### WHAT YOU HAVE TO DO
What lines below mention the word "Mese"? Copy each one.

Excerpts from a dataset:
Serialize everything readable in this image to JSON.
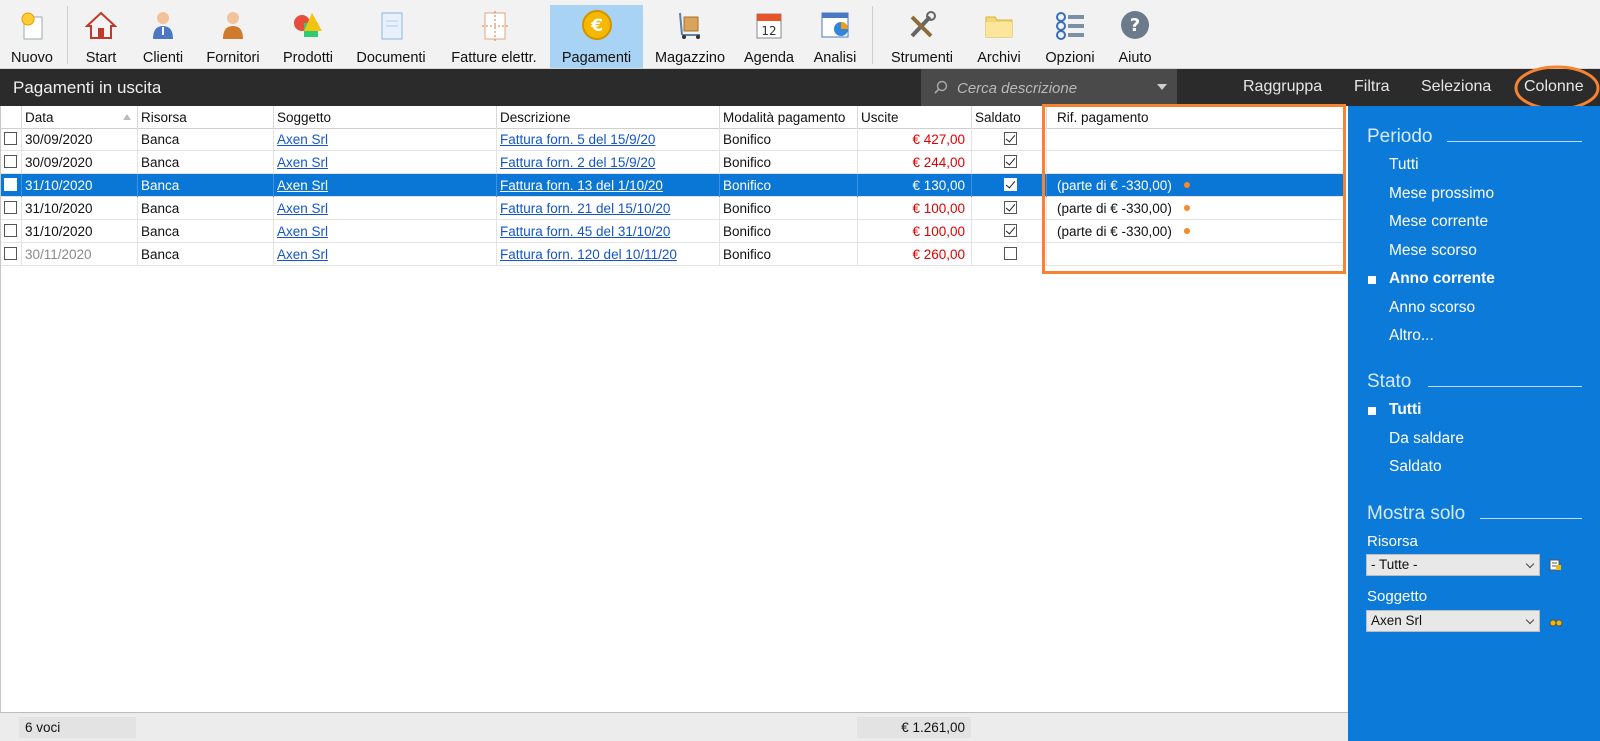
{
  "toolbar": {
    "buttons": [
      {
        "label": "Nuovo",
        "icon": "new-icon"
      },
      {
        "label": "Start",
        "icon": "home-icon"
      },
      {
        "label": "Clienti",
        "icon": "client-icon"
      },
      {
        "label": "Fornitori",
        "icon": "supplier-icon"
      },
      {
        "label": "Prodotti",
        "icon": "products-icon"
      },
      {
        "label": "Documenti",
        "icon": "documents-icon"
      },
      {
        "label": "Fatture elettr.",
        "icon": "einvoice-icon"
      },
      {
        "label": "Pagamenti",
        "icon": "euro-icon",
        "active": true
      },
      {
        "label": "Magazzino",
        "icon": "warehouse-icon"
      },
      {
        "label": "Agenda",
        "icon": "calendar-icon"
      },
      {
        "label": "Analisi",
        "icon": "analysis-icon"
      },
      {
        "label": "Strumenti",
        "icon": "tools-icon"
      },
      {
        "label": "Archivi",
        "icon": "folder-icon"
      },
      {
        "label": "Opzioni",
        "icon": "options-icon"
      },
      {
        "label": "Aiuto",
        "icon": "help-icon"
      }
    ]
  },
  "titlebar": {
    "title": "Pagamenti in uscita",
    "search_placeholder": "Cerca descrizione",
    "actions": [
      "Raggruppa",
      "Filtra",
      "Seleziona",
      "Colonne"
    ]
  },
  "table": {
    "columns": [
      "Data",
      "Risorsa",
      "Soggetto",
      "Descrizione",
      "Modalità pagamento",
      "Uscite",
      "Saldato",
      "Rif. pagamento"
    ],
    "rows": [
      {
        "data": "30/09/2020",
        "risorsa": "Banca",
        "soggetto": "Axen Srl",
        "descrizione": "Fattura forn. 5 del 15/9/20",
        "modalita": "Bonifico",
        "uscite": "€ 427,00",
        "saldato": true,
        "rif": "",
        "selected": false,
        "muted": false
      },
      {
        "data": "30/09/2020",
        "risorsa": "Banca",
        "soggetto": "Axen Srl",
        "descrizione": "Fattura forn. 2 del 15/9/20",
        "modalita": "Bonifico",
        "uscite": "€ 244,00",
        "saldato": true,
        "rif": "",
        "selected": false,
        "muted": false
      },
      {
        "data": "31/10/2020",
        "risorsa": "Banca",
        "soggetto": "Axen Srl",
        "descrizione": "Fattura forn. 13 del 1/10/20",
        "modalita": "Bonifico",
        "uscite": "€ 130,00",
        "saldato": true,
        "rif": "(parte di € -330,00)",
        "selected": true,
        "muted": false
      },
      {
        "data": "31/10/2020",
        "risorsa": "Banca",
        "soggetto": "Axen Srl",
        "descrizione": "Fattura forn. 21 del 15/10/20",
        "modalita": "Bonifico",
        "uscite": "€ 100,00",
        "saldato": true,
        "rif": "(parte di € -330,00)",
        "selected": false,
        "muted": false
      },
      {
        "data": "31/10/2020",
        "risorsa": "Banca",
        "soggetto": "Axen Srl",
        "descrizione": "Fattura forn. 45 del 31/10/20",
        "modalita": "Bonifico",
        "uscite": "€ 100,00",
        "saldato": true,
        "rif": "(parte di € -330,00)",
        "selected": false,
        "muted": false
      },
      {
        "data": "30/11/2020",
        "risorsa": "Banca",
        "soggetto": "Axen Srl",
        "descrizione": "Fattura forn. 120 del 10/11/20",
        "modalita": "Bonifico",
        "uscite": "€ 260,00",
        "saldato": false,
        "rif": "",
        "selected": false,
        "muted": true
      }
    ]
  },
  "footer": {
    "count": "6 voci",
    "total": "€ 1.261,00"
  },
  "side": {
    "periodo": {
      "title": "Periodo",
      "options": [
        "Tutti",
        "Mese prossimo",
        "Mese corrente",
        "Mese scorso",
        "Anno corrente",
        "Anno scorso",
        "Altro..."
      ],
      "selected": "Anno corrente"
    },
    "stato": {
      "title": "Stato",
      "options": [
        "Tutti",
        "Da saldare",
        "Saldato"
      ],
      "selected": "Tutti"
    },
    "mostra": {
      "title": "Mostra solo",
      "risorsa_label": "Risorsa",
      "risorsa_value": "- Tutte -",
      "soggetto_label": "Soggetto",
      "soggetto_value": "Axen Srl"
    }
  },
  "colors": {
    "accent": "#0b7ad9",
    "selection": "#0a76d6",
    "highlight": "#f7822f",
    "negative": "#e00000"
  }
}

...

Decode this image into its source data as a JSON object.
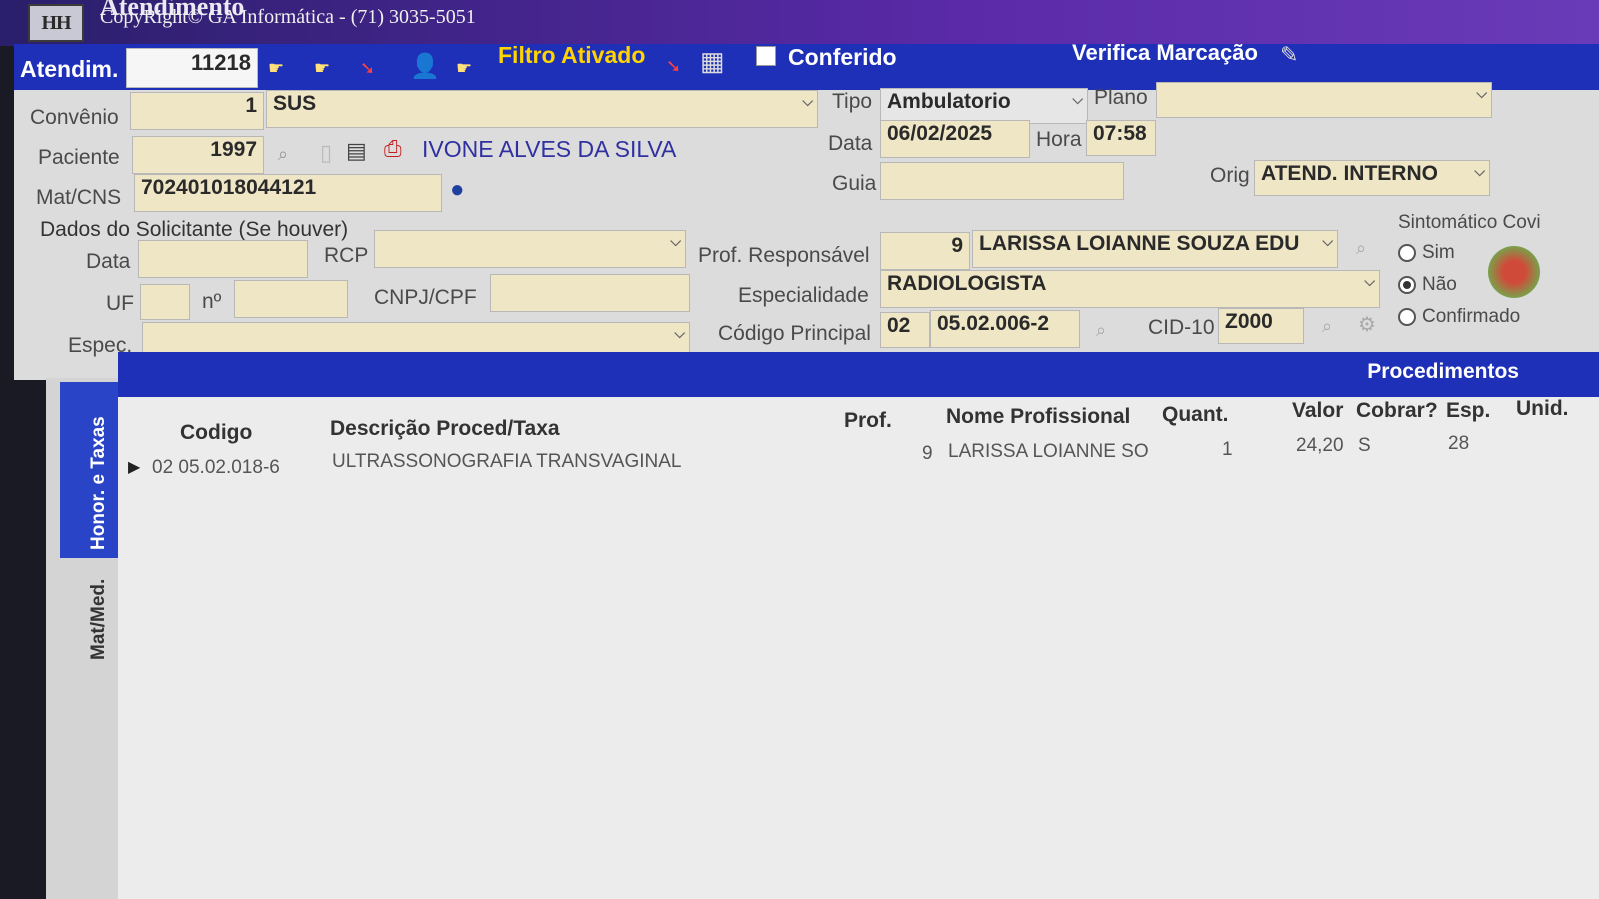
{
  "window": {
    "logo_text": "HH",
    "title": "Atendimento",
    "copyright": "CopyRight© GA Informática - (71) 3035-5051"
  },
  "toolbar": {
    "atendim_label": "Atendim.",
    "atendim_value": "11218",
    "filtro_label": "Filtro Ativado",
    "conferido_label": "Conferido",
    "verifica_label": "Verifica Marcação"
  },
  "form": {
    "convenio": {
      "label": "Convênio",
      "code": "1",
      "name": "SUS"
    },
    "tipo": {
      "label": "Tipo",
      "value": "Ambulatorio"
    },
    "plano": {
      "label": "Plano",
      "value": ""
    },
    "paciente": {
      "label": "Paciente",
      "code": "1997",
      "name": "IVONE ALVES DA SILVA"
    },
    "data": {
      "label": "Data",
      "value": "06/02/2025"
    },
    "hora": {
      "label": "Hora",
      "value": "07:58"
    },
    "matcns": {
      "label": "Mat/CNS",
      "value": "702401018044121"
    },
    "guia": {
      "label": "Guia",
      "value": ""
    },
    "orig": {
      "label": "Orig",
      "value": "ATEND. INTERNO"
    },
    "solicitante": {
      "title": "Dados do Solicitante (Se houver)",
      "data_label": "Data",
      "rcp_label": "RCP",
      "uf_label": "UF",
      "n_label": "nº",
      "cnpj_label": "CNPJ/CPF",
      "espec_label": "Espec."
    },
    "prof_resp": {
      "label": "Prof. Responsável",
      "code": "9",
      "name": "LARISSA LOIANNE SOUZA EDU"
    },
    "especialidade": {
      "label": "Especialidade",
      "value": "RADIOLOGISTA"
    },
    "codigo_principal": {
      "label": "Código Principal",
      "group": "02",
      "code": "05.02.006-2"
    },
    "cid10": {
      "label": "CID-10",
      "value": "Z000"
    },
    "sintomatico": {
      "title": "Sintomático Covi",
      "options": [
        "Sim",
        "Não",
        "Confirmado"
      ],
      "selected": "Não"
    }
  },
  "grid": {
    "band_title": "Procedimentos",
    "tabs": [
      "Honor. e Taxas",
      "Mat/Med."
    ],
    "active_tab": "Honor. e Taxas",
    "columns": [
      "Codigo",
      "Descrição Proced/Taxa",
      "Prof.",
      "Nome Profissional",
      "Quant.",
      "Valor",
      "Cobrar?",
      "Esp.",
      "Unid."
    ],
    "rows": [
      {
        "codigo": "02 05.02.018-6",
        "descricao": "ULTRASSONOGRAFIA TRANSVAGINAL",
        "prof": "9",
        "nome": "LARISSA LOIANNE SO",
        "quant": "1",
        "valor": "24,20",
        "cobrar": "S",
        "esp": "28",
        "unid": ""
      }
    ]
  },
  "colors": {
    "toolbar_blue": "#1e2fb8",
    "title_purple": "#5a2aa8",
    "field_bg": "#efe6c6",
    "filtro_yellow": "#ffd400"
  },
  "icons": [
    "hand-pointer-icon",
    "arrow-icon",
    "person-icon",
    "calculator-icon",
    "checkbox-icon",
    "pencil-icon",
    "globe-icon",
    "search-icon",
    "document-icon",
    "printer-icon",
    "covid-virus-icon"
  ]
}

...

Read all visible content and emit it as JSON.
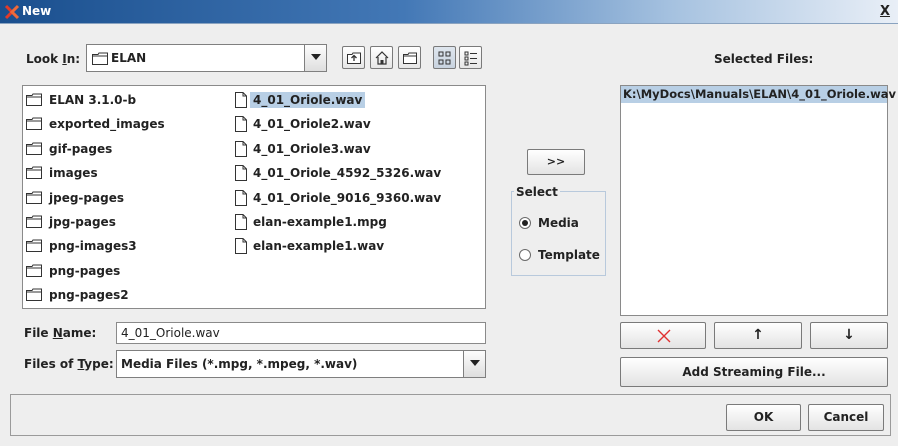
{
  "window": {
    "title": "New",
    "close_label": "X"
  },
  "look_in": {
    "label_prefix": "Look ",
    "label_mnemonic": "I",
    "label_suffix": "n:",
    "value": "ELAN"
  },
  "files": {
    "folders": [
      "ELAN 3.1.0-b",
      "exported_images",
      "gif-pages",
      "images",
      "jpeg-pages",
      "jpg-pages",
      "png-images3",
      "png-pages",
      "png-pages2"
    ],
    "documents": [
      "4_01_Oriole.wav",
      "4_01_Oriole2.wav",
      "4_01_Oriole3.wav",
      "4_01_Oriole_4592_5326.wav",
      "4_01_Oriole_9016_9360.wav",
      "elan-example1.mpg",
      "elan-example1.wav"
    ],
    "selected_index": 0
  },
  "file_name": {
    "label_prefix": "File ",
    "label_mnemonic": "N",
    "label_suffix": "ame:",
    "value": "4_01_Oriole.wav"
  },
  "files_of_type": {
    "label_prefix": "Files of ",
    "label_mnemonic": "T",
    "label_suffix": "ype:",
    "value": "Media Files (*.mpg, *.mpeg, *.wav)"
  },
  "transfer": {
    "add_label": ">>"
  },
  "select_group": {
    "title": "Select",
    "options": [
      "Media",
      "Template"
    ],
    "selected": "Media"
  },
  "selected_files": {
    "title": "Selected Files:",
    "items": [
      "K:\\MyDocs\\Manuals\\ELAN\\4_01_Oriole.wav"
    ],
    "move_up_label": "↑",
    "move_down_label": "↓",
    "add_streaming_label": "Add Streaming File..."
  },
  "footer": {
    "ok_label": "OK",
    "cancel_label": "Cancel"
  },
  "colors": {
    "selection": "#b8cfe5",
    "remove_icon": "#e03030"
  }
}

### ANSWER TO THIS TASK
        "Mese prossimo",
        "Mese corrente",
        "Mese scorso",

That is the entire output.